- _What is being asked_:
Please find all lines containing "tempor" in the listing below and copy them.

- _Data to process_:
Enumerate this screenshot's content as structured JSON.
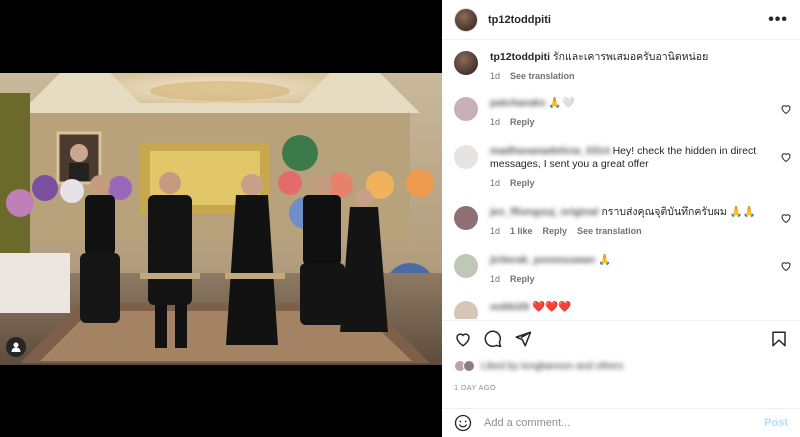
{
  "header": {
    "username": "tp12toddpiti",
    "more_label": "•••"
  },
  "caption": {
    "username": "tp12toddpiti",
    "text": "รักและเคารพเสมอครับอานิดหน่อย",
    "time": "1d",
    "translate": "See translation"
  },
  "comments": [
    {
      "username": "patcharaks",
      "text": "🙏🤍",
      "time": "1d",
      "reply": "Reply"
    },
    {
      "username": "madhavanadelicia_0314",
      "text": "Hey! check the hidden in direct messages, I sent you a great offer",
      "time": "1d",
      "reply": "Reply"
    },
    {
      "username": "jes_ffiongsuj_original",
      "text": "กราบส่งคุณจุติบันทึกครับผม 🙏🙏",
      "time": "1d",
      "likes": "1 like",
      "reply": "Reply",
      "translate": "See translation"
    },
    {
      "username": "jiriterak_poomsuwan",
      "text": "🙏",
      "time": "1d",
      "reply": "Reply"
    },
    {
      "username": "nokki29",
      "text": "❤️❤️❤️",
      "time": "",
      "reply": ""
    }
  ],
  "likes": {
    "text": "Liked by tongbanson and others"
  },
  "date": "1 DAY AGO",
  "add_comment": {
    "placeholder": "Add a comment...",
    "post_label": "Post"
  },
  "colors": {
    "link": "#0095f6",
    "post_disabled": "#b2dffc",
    "muted": "#737373"
  }
}
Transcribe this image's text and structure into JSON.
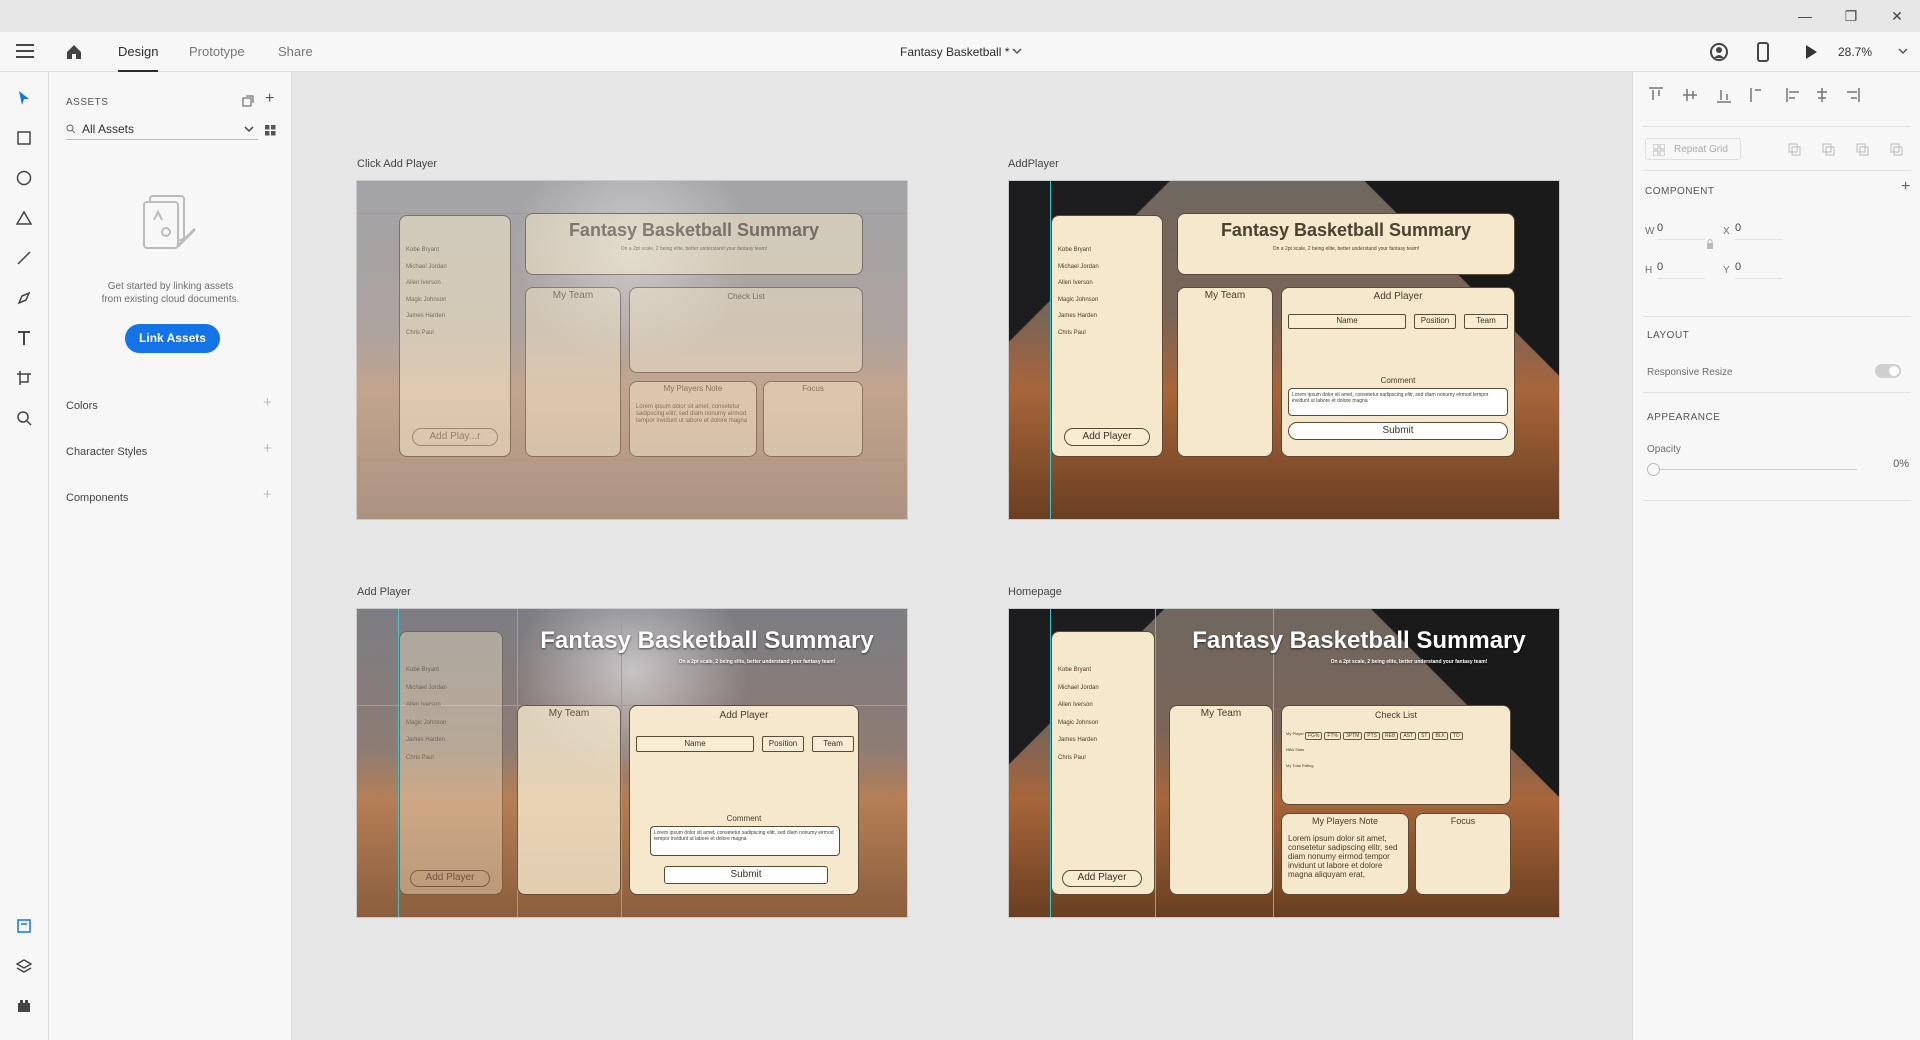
{
  "window": {
    "minimize": "—",
    "restore": "❐",
    "close": "✕"
  },
  "menubar": {
    "tabs": [
      {
        "label": "Design"
      },
      {
        "label": "Prototype"
      },
      {
        "label": "Share"
      }
    ],
    "doc_title": "Fantasy Basketball *",
    "zoom": "28.7%"
  },
  "assets": {
    "header": "ASSETS",
    "filter": "All Assets",
    "empty_text_1": "Get started by linking assets",
    "empty_text_2": "from existing cloud documents.",
    "link_button": "Link Assets",
    "sections": [
      {
        "label": "Colors"
      },
      {
        "label": "Character Styles"
      },
      {
        "label": "Components"
      }
    ]
  },
  "artboards": [
    {
      "label": "Click Add Player"
    },
    {
      "label": "AddPlayer"
    },
    {
      "label": "Add Player"
    },
    {
      "label": "Homepage"
    }
  ],
  "mock": {
    "title": "Fantasy Basketball Summary",
    "subtitle": "On a 2pt scale, 2 being elite, better understand your fantasy team!",
    "players": [
      "Kobe Bryant",
      "Michael Jordan",
      "Allen Iverson",
      "Magic Johnson",
      "James Harden",
      "Chris Paul"
    ],
    "add_player": "Add Player",
    "add_player_faded": "Add Play...r",
    "my_team": "My Team",
    "check_list": "Check List",
    "players_note": "My Players Note",
    "focus": "Focus",
    "lorem": "Lorem ipsum dolor sit amet, consetetur sadipscing elitr, sed diam nonumy eirmod tempor invidunt ut labore et dolore magna aliquyam erat,",
    "lorem_short": "Lorem ipsum dolor sit amet, consetetur sadipscing elitr, sed diam nonumy eirmod tempor invidunt ut labore et dolore magna",
    "name": "Name",
    "position": "Position",
    "team": "Team",
    "comment": "Comment",
    "submit": "Submit",
    "stats": [
      "FG%",
      "FT%",
      "3PTM",
      "PTS",
      "REB",
      "AST",
      "ST",
      "BLK",
      "TO"
    ],
    "row_labels": [
      "My Player Rating",
      "NBA Stats",
      "My Total Rating"
    ]
  },
  "properties": {
    "repeat_grid": "Repeat Grid",
    "component": "COMPONENT",
    "w_label": "W",
    "w_value": "0",
    "x_label": "X",
    "x_value": "0",
    "h_label": "H",
    "h_value": "0",
    "y_label": "Y",
    "y_value": "0",
    "layout": "LAYOUT",
    "responsive": "Responsive Resize",
    "appearance": "APPEARANCE",
    "opacity_label": "Opacity",
    "opacity_value": "0%"
  },
  "colors": {
    "accent": "#1473e6",
    "guide": "#37c7d4"
  }
}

- _Response for this exercise_:
    "lorem": "Lorem ipsum dolor sit amet, consetetur sadipscing elitr, sed diam nonumy eirmod tempor invidunt ut labore et dolore magna aliquyam erat,",
    "lorem_short": "Lorem ipsum dolor sit amet, consetetur sadipscing elitr, sed diam nonumy eirmod tempor invidunt ut labore et dolore magna",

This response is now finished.